CRICKET in the ACT has emerged from the COVID-impacted era in strong shape, with participation numbers increasing in the two seasons since the pandemic began.

The 2021-22 Australian Cricket census confirmed registered participation numbers in the region increased from 11k in 2020-21 to 12.4k in 2021-22, an increase of 12.8%. The numbers have also improved from the last non-COVID impacted year in 2019-20 when there were 12.1k registered participants, an increase of 2.5%.

Junior club cricket numbers also enjoyed a 14.6% per cent increase from 2020-21, and a 10.4% boost from the previous season, breaking the 2000 barrier (2042).

This compares favourably to the overall national figures, which have increased by five per cent (321,655 to 337,060).

Overall club cricket is up three per cent on last season, and up seven per cent on 2019-20.

Female participation continues to be the biggest growth area in the sport and remains a key strategic priority across all components of the game.

Overall numbers have increased to just over 2500 in the ACT, an increase of 218% from 2020-21 and 204% from 2019-20, with an increase in indoor cricket numbers responsible for much of the growth.

However, attracting first-time participants in the youngest five-to-12 age group has been identified as a key issue to address nation-wide, after participation in the entry level Woolworths Cricket Blast (WWCB) fell during this period.

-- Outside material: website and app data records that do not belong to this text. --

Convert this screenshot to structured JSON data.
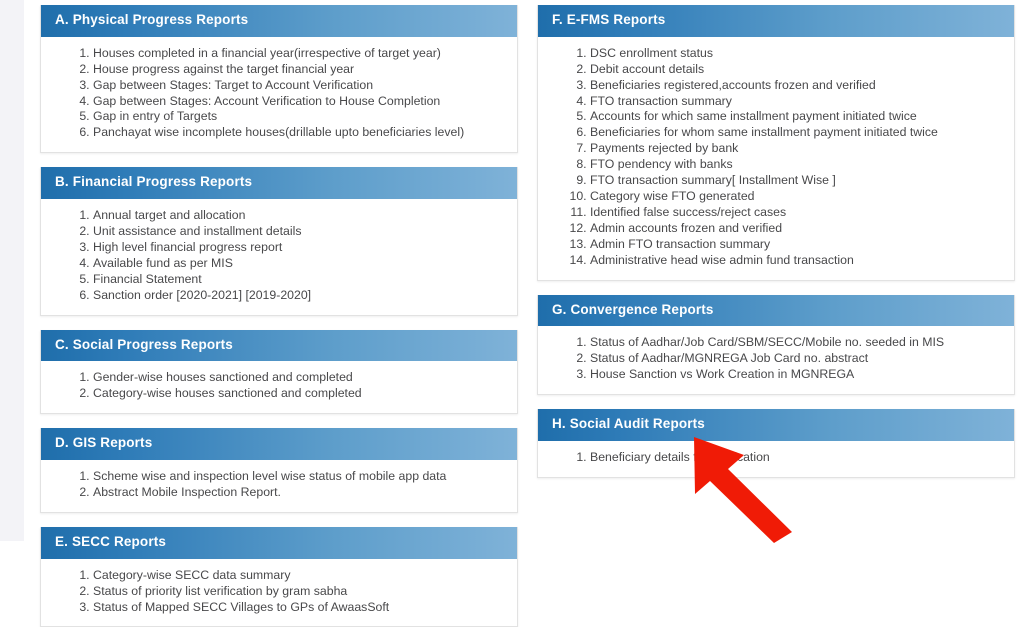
{
  "theme": {
    "header_gradient_from": "#1f6eab",
    "header_gradient_to": "#7fb2d8",
    "header_text_color": "#ffffff",
    "list_text_color": "#48484a",
    "panel_background": "#ffffff",
    "arrow_color": "#f01b06"
  },
  "columns": {
    "left": [
      {
        "id": "physical-progress-reports",
        "title": "A. Physical Progress Reports",
        "items": [
          "Houses completed in a financial year(irrespective of target year)",
          "House progress against the target financial year",
          "Gap between Stages: Target to Account Verification",
          "Gap between Stages: Account Verification to House Completion",
          "Gap in entry of Targets",
          "Panchayat wise incomplete houses(drillable upto beneficiaries level)"
        ]
      },
      {
        "id": "financial-progress-reports",
        "title": "B. Financial Progress Reports",
        "items": [
          "Annual target and allocation",
          "Unit assistance and installment details",
          "High level financial progress report",
          "Available fund as per MIS",
          "Financial Statement",
          "Sanction order [2020-2021] [2019-2020]"
        ]
      },
      {
        "id": "social-progress-reports",
        "title": "C. Social Progress Reports",
        "items": [
          "Gender-wise houses sanctioned and completed",
          "Category-wise houses sanctioned and completed"
        ]
      },
      {
        "id": "gis-reports",
        "title": "D. GIS Reports",
        "items": [
          "Scheme wise and inspection level wise status of mobile app data",
          "Abstract Mobile Inspection Report."
        ]
      },
      {
        "id": "secc-reports",
        "title": "E. SECC Reports",
        "items": [
          "Category-wise SECC data summary",
          "Status of priority list verification by gram sabha",
          "Status of Mapped SECC Villages to GPs of AwaasSoft"
        ]
      }
    ],
    "right": [
      {
        "id": "e-fms-reports",
        "title": "F. E-FMS Reports",
        "items": [
          "DSC enrollment status",
          "Debit account details",
          "Beneficiaries registered,accounts frozen and verified",
          "FTO transaction summary",
          "Accounts for which same installment payment initiated twice",
          "Beneficiaries for whom same installment payment initiated twice",
          "Payments rejected by bank",
          "FTO pendency with banks",
          "FTO transaction summary[ Installment Wise ]",
          "Category wise FTO generated",
          "Identified false success/reject cases",
          "Admin accounts frozen and verified",
          "Admin FTO transaction summary",
          "Administrative head wise admin fund transaction"
        ]
      },
      {
        "id": "convergence-reports",
        "title": "G. Convergence Reports",
        "items": [
          "Status of Aadhar/Job Card/SBM/SECC/Mobile no. seeded in MIS",
          "Status of Aadhar/MGNREGA Job Card no. abstract",
          "House Sanction vs Work Creation in MGNREGA"
        ]
      },
      {
        "id": "social-audit-reports",
        "title": "H. Social Audit Reports",
        "items": [
          "Beneficiary details for verification"
        ]
      }
    ]
  },
  "annotation": {
    "type": "arrow",
    "direction": "up-left",
    "points_to": "Beneficiary details for verification",
    "color": "#f01b06"
  }
}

This comes after severe disruptions to all community sport over the past two years, but data proves it’s far more difficult to attract new players to the game once they reach their teenage years.

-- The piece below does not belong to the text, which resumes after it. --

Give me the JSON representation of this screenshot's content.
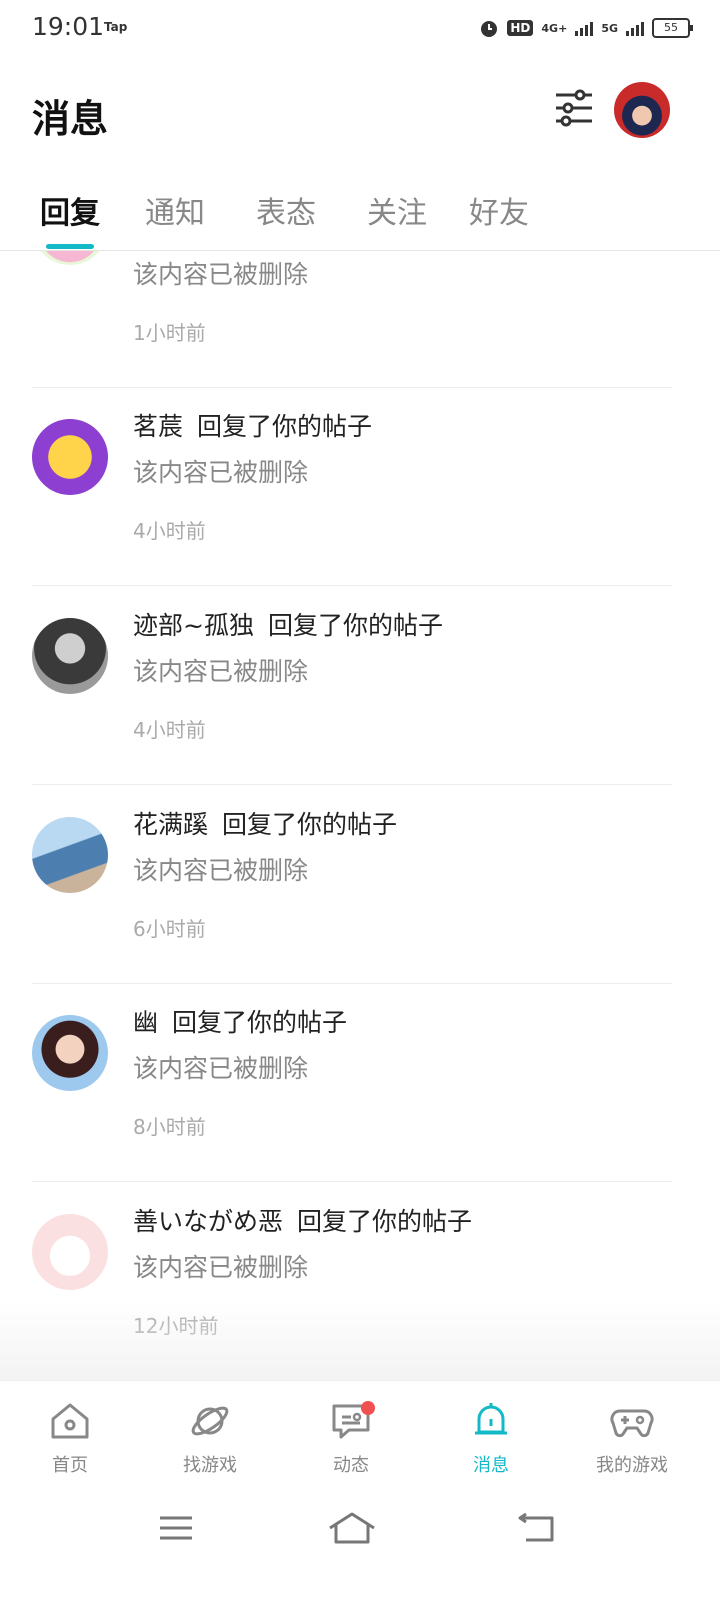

This has created a challenge to ensure there is not a ‘missing generation’, and increased participation among five to 12-year-olds is a key component of Australian Cricket’s soon-to-be-released strategy.

While feedback of player experience remains high, retention levels are low, and a sharpened focus on supporting and developing entry-level coaches has been identified as a solution. A complete review of WWCB will also be undertaken, with recommendations from it then implemented.

Cricket ACT’s Head of Cricket, Stuart Karppinen, said the numbers overall are encouraging, as the sport looks to build further on another season expected to have few disruptions.

“After two years of COVID impact, albeit less significant than winter sports, it’s encouraging to see so many players returning to our game” he said.

“The growth in registered participation, the number of juniors and females of all ages playing the game and club cricket is a pleasing result as we begin to plan our seasons with more certainty after two years impacted by the pandemic.

"We are also focused on ensuring the numbers registering for the Woolworth Cricket Blast return to the upward trend the initiative enjoyed pre-pandemic.

“We look forward to helping Cricket Australia drive their strategy to make sure this is achieved in our region.”

James Allsopp, Cricket Australia Executive Manager of Community Cricket, said:

“It has been a challenging time for all sport, so we are particularly pleased that our retention rates remain strong and kids and teenagers are continuing to enjoy the benefits of cricket in large numbers.
 
“We are also extremely proud of the great work that is ensuring cricket is a Sport for All.  The sustained increases in female participation, particularly, continue to justify Cricket Australia’s strong investment in this area and the influence of the inspirational role models in the Australian Women's team and the Weber WBBL.
 
“At the same time, we are acutely aware that we need to attract more first-time players and their families to our sport. This is an integral part of CA’s strategic plan and we are working hard to ensure more people play the game so that community cricket has a healthy and sustainable long-term future.”